Tuesday, September 6, 2011

Richard Holmes, on the biographer's art ... not unlike the painter's

I have been reading Richard Holmes's Footsteps: Adventures of a Romantic Biographer (N.Y.: Vintage Books, 1985) and he is a splendid observer; we go into the Cévennes on the trail of Robert Louis Stevenson and into Italy with Shelley (and that is only the first half of the book). Holmes finds an aspect of the landscape that existed in Stevenson or Shelley's time and works to imagine that world; instead of photographing the outside of Shelley's rented house, he looks from the windows out to the sea... seeing Shelley's view.  Or, having waited in vain for a taxi of any sort, he walks up the path Shelley would have taken from the station at the Bagni:

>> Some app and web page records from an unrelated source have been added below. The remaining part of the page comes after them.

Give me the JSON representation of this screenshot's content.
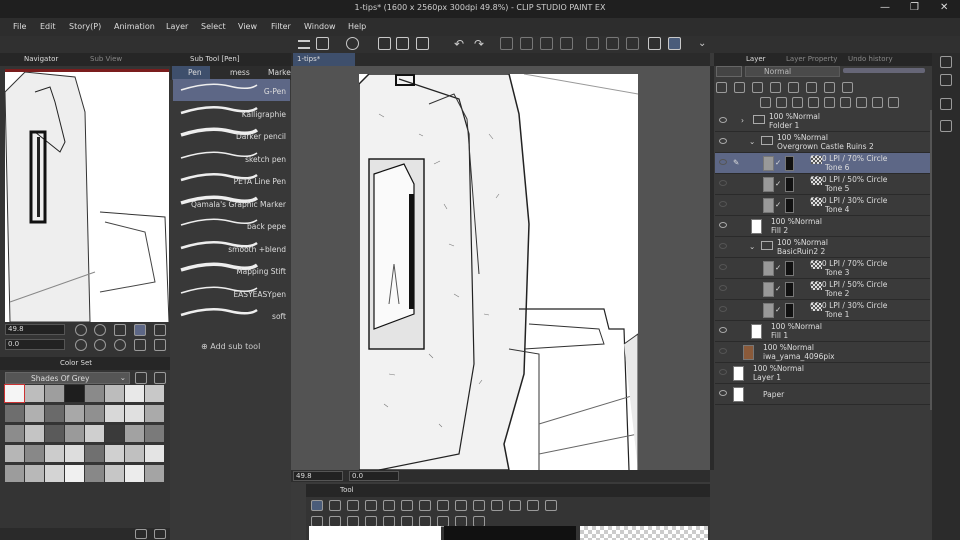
{
  "window": {
    "title": "1-tips* (1600 x 2560px 300dpi 49.8%) - CLIP STUDIO PAINT EX",
    "minimize": "—",
    "maximize": "❐",
    "close": "✕"
  },
  "menu": [
    "File",
    "Edit",
    "Story(P)",
    "Animation",
    "Layer",
    "Select",
    "View",
    "Filter",
    "Window",
    "Help"
  ],
  "navigator": {
    "tab_navigator": "Navigator",
    "tab_subview": "Sub View",
    "zoom": "49.8",
    "rotation": "0.0"
  },
  "subtool": {
    "header": "Sub Tool [Pen]",
    "tabs": [
      "Pen",
      "mess",
      "Marker"
    ],
    "brushes": [
      "G-Pen",
      "Kalligraphie",
      "Darker pencil",
      "sketch pen",
      "PETA Line Pen",
      "Qamala's Graphic Marker",
      "back pepe",
      "smooth +blend",
      "Mapping Stift",
      "EASYEASYpen",
      "soft"
    ],
    "add_label": "Add sub tool"
  },
  "colorset": {
    "tab": "Color Set",
    "set_name": "Shades Of Grey",
    "swatches": [
      "#f5f5f5",
      "#bdbdbd",
      "#9e9e9e",
      "#1e1e1e",
      "#8a8a8a",
      "#bcbcbc",
      "#e8e8e8",
      "#c8c8c8",
      "#6e6e6e",
      "#b0b0b0",
      "#6a6a6a",
      "#a8a8a8",
      "#909090",
      "#d8d8d8",
      "#e0e0e0",
      "#aaaaaa",
      "#8c8c8c",
      "#c4c4c4",
      "#5a5a5a",
      "#9a9a9a",
      "#cfcfcf",
      "#3a3a3a",
      "#a2a2a2",
      "#7a7a7a",
      "#b6b6b6",
      "#888888",
      "#cccccc",
      "#dddddd",
      "#707070",
      "#d0d0d0",
      "#c0c0c0",
      "#e4e4e4",
      "#9c9c9c",
      "#b8b8b8",
      "#d4d4d4",
      "#f0f0f0",
      "#888888",
      "#c6c6c6",
      "#ececec",
      "#a4a4a4"
    ]
  },
  "canvas": {
    "tab": "1-tips*",
    "zoom": "49.8",
    "rotation": "0.0"
  },
  "tool": {
    "tab": "Tool"
  },
  "layers": {
    "tabs": [
      "Layer",
      "Layer Property",
      "Undo history"
    ],
    "blend": "Normal",
    "rows": [
      {
        "pct": "100 %Normal",
        "name": "Folder 1"
      },
      {
        "pct": "100 %Normal",
        "name": "Overgrown Castle Ruins 2"
      },
      {
        "pct": "60.0 LPI / 70% Circle",
        "name": "Tone 6"
      },
      {
        "pct": "60.0 LPI / 50% Circle",
        "name": "Tone 5"
      },
      {
        "pct": "60.0 LPI / 30% Circle",
        "name": "Tone 4"
      },
      {
        "pct": "100 %Normal",
        "name": "Fill 2"
      },
      {
        "pct": "100 %Normal",
        "name": "BasicRuin2 2"
      },
      {
        "pct": "60.0 LPI / 70% Circle",
        "name": "Tone 3"
      },
      {
        "pct": "60.0 LPI / 50% Circle",
        "name": "Tone 2"
      },
      {
        "pct": "60.0 LPI / 30% Circle",
        "name": "Tone 1"
      },
      {
        "pct": "100 %Normal",
        "name": "Fill 1"
      },
      {
        "pct": "100 %Normal",
        "name": "iwa_yama_4096pix"
      },
      {
        "pct": "100 %Normal",
        "name": "Layer 1"
      },
      {
        "pct": "",
        "name": "Paper"
      }
    ]
  },
  "colors": {
    "selected_layer": "#5d6786",
    "panel": "#343434",
    "header": "#262626"
  }
}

"I passed through the long colonnades of chestnuts and plane trees, the leaves dropping around me, the smoke rising white and blue in the light, the sky full of leaves, beautiful and purgatorial. Shelley wrote at length in his letters about these trees, the water, the sky, the stars at night, entranced by them" (p.145).

But, as he has already warned us, this kind of tracing footsteps, turning corners, almost seeing his quarry, with something like a child's joy in the game of hide-and-seek, has its limits and its responsibilities. He discovers that the modern bridge he crossed with great glee is not the bridge Stevenson used... that bridge stands, broken, neglected, further down the road. So then he reminded himself, he tells us, that:

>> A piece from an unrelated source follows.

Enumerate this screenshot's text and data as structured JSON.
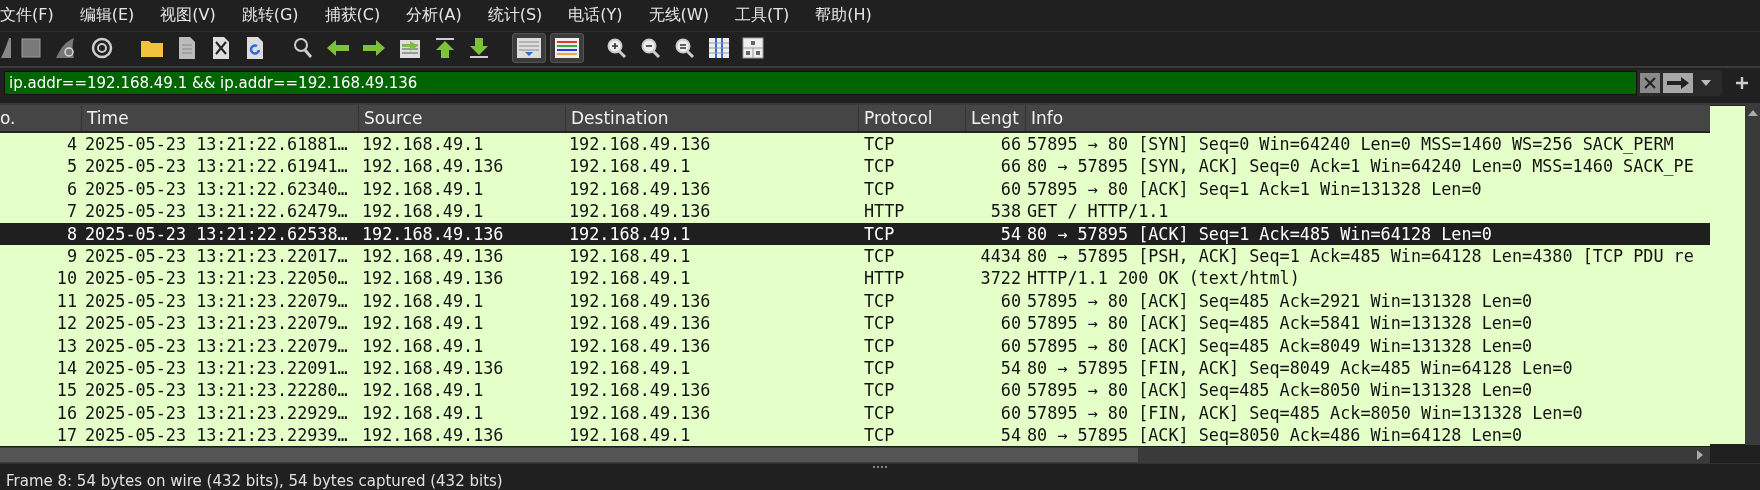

"You could not play-act into the past, you could not turn it into a game of make-believe .... Somehow you had to produce the living effect, while remaining true to the dead fact. The adult distance -- the critical distance, the historical distance -- had to be maintained. You stood at the end of the broken bridge and looked across carefully, objectively, into the unattainable past on the other side. You brought it alive, brought it back, by other sorts of skills and crafts and sensible magic" (p. 27).

I paint many working-through-the-past landscapes; this always begins as great fun (which day? which beach?) and ends with my working to pull "the unattainable past" into a "true" version of itself in the present... And I like seeing it as "sensible magic"; that appeals to me as a description.

Here is the next version of my "Stone" painting in the "orange slices" series. This series came into being from Van Gogh's idea, (quoted in the "Every Painter Paints Himself" blog), that as we paint a bird's nest, say, we also hold in mind the outline of a cottage; this hidden second idea enriches the painting. And so I am taking this literally, and bringing to the surface two simultaneous images.  This draft of "Stone" is made of the memory of walking along the beach at Watch Hill, and, at the same time, remembering a room overlooking the sea on the Western coast, at Pacific Grove:

Sunday, September 4, 2011

Kouros, a Demoiselle and a cold....

Couch-bound with a cold, I was leafing through a year-old journal from a trip to Los Angeles and found a postcard of a Kouros from our visit to the Getty. I noted in the margins that the museum says that the authenticity of this statue is in question -- and may be for some time -- so this might date from 530 B.C. or perhaps much, much later.  But I do think that, despite its questionable age, this statue is representative, perhaps because he was created by a very careful forger, but ... certainly he is typical of his fellow young males in marble, one foot forward, upright, shoulders back, some generic muscular definition, without any distinctive facial characteristics (not an unforgettable face, for example, like the Fayyum portraits--see my entry of 5/15/11). Here is the Getty Kouros:

And, because I never forget the Demoiselles,  I think of the young woman to the far left of that painting:
The Kouros, turned sideways? The fist, the foot forward, the mask-like face, the strong shoulder?